(Items listed in a dataset)
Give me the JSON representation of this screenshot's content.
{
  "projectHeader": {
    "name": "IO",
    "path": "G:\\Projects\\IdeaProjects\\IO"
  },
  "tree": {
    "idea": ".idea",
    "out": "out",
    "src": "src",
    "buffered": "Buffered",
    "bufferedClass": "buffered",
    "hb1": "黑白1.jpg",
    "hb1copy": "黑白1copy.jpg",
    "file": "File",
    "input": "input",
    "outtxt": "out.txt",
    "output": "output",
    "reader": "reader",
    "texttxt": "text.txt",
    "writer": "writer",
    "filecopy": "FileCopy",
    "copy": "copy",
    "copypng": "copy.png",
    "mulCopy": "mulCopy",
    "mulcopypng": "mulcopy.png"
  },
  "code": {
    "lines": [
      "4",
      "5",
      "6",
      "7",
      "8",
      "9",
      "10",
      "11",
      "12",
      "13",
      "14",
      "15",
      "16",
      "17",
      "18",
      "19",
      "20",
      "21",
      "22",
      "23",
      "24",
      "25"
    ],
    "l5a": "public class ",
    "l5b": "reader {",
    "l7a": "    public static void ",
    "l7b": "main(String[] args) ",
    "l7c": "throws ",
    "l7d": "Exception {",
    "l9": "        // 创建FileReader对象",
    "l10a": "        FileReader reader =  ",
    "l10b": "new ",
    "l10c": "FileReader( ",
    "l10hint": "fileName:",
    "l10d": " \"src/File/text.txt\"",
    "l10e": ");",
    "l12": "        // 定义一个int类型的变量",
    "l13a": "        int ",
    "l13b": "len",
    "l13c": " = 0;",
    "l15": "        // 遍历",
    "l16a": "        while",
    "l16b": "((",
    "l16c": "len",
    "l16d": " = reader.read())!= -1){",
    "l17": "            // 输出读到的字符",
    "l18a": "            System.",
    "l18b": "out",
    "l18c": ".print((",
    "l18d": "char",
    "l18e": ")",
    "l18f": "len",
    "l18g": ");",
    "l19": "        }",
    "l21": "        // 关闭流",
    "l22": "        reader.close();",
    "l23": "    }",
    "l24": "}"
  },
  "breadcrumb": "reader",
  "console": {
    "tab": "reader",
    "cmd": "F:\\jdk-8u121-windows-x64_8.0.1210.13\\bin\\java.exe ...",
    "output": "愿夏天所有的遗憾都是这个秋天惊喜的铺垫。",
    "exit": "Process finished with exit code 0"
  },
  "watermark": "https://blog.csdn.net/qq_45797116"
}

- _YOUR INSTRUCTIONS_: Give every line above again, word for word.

- _RESPONSE_:
Give me the JSON representation of this screenshot's content.
{
  "projectHeader": {
    "name": "IO",
    "path": "G:\\Projects\\IdeaProjects\\IO"
  },
  "tree": {
    "idea": ".idea",
    "out": "out",
    "src": "src",
    "buffered": "Buffered",
    "bufferedClass": "buffered",
    "hb1": "黑白1.jpg",
    "hb1copy": "黑白1copy.jpg",
    "file": "File",
    "input": "input",
    "outtxt": "out.txt",
    "output": "output",
    "reader": "reader",
    "texttxt": "text.txt",
    "writer": "writer",
    "filecopy": "FileCopy",
    "copy": "copy",
    "copypng": "copy.png",
    "mulCopy": "mulCopy",
    "mulcopypng": "mulcopy.png"
  },
  "code": {
    "lines": [
      "4",
      "5",
      "6",
      "7",
      "8",
      "9",
      "10",
      "11",
      "12",
      "13",
      "14",
      "15",
      "16",
      "17",
      "18",
      "19",
      "20",
      "21",
      "22",
      "23",
      "24",
      "25"
    ],
    "l5a": "public class ",
    "l5b": "reader {",
    "l7a": "    public static void ",
    "l7b": "main(String[] args) ",
    "l7c": "throws ",
    "l7d": "Exception {",
    "l9": "        // 创建FileReader对象",
    "l10a": "        FileReader reader =  ",
    "l10b": "new ",
    "l10c": "FileReader( ",
    "l10hint": "fileName:",
    "l10d": " \"src/File/text.txt\"",
    "l10e": ");",
    "l12": "        // 定义一个int类型的变量",
    "l13a": "        int ",
    "l13b": "len",
    "l13c": " = 0;",
    "l15": "        // 遍历",
    "l16a": "        while",
    "l16b": "((",
    "l16c": "len",
    "l16d": " = reader.read())!= -1){",
    "l17": "            // 输出读到的字符",
    "l18a": "            System.",
    "l18b": "out",
    "l18c": ".print((",
    "l18d": "char",
    "l18e": ")",
    "l18f": "len",
    "l18g": ");",
    "l19": "        }",
    "l21": "        // 关闭流",
    "l22": "        reader.close();",
    "l23": "    }",
    "l24": "}"
  },
  "breadcrumb": "reader",
  "console": {
    "tab": "reader",
    "cmd": "F:\\jdk-8u121-windows-x64_8.0.1210.13\\bin\\java.exe ...",
    "output": "愿夏天所有的遗憾都是这个秋天惊喜的铺垫。",
    "exit": "Process finished with exit code 0"
  },
  "watermark": "https://blog.csdn.net/qq_45797116"
}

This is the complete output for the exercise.